“In the long term, [the CHIPS Act] is probably beneficial for us because two countries that have the lion’s shares of the market are Taiwan and South Korea,” Mr. Gratz said. “By investing domestically, it is going to give us more of a cushion if there is a geopolitical shakeup.”
Instead of ramping up domestic production, Mr. Gratz said, companies should be investing in new technologies to use alternate chips.
That strategy would pay off for the auto industry, which has been devastated by the chip shortage.
Automaker Tesla has survived the chip nightmare by developing its own semiconductors and changing its software to use fewer chips.
While the chip shortage is expected to cost the global automotive industry $210 billion in revenue this year, Tesla has weathered the storm with a string of profitable quarters and a growing business.
“What Tesla did was very impressive,” Mr. Gratz said. “They were very flexible with respect to retooling and spent a lot more on software so they can use different processors into their cars.”
Tesla’s technology investment enabled it to grow production while other automakers were forced to halt or even shut down production because of the chip shortage.
Toyota cut production targets in the U.S. and overseas by 15% last month, while Ford announced this summer that it has 70,000 partially built cars awaiting semiconductor chips.
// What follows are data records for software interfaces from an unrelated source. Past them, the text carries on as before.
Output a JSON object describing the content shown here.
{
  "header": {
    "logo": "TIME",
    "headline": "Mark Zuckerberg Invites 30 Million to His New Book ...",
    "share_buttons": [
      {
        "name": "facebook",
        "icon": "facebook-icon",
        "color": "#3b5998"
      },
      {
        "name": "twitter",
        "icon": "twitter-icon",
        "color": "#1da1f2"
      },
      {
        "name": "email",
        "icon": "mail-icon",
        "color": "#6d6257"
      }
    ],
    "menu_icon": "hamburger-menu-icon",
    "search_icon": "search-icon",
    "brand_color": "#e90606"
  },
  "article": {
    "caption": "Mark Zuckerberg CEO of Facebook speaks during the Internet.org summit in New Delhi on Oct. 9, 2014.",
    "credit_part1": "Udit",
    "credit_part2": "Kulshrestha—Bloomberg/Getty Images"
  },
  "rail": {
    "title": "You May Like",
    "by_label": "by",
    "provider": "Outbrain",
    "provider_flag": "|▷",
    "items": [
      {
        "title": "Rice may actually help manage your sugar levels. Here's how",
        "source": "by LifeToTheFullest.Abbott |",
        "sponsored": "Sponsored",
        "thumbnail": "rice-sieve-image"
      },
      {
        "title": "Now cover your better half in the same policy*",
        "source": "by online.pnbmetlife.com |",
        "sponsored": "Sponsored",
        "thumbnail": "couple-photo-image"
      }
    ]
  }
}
Ford did not respond to repeated requests for comments to learn how many, if any, of the cars have been completed.
Other manufacturers are looking into technological investments. General Motors said it will work with chip manufacturers to develop devices that combine several functions previously controlled by chips.
Still, other automakers like Ford are seeking partnerships with semiconductor companies to give them more control over both the supply and design of the chips.